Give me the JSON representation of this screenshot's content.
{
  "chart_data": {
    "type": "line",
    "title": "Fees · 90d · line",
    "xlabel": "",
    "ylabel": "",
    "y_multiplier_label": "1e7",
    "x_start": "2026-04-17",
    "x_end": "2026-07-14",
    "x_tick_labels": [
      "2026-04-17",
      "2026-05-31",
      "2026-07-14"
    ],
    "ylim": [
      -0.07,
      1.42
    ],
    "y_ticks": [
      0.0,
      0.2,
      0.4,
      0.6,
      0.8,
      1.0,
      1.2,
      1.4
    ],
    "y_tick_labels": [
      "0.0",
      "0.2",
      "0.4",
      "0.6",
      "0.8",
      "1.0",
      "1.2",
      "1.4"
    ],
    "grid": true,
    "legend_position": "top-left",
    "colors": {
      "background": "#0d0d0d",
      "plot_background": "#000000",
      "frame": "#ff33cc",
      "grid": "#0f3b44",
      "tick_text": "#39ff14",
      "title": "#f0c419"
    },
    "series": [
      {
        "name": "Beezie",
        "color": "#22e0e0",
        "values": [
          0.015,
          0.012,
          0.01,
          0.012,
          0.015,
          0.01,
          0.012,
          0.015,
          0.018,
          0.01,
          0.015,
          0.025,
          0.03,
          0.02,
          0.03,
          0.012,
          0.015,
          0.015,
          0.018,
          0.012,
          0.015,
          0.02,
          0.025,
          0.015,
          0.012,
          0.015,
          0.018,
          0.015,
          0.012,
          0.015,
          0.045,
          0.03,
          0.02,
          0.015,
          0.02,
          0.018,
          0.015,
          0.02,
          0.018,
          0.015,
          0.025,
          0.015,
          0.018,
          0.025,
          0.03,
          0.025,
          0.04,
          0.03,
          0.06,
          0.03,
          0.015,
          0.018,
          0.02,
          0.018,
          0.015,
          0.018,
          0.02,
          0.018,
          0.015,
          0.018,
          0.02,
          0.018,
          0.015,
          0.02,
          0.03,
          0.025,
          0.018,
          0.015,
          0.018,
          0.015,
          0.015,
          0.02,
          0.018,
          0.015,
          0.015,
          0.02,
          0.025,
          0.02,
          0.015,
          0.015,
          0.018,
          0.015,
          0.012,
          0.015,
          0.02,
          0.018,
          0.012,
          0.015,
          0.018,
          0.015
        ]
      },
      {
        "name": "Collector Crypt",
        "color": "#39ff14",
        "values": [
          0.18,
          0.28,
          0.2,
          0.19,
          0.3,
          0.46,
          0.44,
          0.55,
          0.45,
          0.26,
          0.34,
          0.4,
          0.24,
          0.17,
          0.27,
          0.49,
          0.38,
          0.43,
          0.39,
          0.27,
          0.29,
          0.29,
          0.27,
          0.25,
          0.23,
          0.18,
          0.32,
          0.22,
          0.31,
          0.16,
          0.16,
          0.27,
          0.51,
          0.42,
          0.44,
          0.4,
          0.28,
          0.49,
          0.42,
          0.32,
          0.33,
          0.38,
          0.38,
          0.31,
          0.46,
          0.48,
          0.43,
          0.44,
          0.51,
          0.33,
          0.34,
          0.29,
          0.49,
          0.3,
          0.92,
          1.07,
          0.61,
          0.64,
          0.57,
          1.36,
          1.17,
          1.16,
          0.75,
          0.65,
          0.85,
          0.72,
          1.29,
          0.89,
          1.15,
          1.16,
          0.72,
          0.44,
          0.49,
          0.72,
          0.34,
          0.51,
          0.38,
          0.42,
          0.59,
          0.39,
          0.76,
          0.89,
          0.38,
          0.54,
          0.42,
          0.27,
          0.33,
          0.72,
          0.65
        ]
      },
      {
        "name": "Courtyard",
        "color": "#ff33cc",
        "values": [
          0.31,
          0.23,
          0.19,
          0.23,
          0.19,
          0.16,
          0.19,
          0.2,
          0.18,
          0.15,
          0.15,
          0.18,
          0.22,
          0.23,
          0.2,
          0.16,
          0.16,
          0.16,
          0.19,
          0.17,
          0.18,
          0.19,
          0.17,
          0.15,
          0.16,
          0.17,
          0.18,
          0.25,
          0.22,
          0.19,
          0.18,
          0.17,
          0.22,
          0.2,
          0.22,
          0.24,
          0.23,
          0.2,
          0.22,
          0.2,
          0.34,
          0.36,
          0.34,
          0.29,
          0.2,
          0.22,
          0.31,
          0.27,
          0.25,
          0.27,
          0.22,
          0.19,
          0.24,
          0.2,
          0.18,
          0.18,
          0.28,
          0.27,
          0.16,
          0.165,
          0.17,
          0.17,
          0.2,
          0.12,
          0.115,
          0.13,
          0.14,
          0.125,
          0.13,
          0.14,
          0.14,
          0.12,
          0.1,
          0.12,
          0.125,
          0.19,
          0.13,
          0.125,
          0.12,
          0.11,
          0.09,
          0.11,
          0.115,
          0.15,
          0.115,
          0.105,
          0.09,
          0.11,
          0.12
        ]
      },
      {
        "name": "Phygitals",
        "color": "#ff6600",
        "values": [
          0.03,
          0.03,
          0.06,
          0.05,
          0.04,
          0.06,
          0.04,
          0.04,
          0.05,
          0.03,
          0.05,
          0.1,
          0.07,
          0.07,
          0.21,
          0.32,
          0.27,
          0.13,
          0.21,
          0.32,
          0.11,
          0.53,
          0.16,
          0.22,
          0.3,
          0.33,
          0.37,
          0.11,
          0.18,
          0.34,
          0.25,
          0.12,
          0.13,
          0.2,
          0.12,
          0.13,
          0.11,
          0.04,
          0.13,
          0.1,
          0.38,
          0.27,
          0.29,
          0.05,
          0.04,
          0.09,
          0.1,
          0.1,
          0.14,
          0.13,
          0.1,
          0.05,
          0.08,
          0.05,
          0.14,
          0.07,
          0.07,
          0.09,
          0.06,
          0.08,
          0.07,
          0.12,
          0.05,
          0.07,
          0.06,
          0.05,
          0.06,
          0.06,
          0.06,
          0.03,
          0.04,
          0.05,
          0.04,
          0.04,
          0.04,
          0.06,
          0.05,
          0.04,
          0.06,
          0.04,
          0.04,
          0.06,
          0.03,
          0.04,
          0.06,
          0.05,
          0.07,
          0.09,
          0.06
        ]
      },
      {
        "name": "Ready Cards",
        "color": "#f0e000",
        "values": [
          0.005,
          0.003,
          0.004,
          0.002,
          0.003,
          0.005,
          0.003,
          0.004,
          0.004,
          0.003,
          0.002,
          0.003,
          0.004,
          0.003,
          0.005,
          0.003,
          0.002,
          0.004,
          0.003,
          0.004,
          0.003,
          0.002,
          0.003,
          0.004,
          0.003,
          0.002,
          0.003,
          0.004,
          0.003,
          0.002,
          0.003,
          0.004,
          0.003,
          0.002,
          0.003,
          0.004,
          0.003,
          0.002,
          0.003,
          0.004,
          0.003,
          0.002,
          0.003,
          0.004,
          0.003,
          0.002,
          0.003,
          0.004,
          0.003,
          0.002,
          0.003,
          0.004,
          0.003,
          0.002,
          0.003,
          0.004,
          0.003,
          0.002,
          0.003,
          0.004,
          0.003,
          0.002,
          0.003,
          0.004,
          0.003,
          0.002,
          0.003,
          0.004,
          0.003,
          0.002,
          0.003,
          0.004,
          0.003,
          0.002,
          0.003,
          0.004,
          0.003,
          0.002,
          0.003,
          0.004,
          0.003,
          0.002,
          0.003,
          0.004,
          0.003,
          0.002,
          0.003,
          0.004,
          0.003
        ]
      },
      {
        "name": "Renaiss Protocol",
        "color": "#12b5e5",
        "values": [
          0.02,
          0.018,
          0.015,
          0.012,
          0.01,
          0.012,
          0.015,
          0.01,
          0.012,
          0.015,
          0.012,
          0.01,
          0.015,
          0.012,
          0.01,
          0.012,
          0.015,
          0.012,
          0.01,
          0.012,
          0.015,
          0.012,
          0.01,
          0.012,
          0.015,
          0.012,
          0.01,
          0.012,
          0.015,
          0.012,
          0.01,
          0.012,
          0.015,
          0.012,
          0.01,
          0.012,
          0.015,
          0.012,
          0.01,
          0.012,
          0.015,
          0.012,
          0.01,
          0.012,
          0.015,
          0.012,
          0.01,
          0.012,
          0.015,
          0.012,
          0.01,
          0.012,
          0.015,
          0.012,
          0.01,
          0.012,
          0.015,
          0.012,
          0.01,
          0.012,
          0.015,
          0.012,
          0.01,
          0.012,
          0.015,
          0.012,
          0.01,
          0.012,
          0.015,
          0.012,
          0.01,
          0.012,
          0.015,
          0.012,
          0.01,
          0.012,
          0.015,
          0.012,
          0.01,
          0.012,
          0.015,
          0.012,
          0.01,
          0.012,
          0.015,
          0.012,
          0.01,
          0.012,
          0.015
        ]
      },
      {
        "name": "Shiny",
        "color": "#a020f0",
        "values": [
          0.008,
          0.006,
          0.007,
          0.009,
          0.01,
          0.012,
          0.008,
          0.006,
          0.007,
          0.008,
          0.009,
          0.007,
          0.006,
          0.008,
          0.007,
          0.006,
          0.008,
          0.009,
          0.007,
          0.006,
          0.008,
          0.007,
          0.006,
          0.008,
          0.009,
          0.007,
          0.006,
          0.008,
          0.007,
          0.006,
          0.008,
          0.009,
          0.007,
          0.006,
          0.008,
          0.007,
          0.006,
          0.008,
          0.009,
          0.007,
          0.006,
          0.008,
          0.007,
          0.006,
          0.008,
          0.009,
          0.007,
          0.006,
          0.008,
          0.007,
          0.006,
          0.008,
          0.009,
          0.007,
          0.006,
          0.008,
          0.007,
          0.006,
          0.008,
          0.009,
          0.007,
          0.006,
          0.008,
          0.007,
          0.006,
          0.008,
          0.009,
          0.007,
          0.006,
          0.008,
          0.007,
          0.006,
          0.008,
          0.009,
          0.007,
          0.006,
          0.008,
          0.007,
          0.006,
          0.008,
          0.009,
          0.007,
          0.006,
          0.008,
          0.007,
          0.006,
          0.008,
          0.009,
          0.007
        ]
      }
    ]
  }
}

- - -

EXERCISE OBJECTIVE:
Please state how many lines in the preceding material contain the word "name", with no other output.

THE ANSWER:
7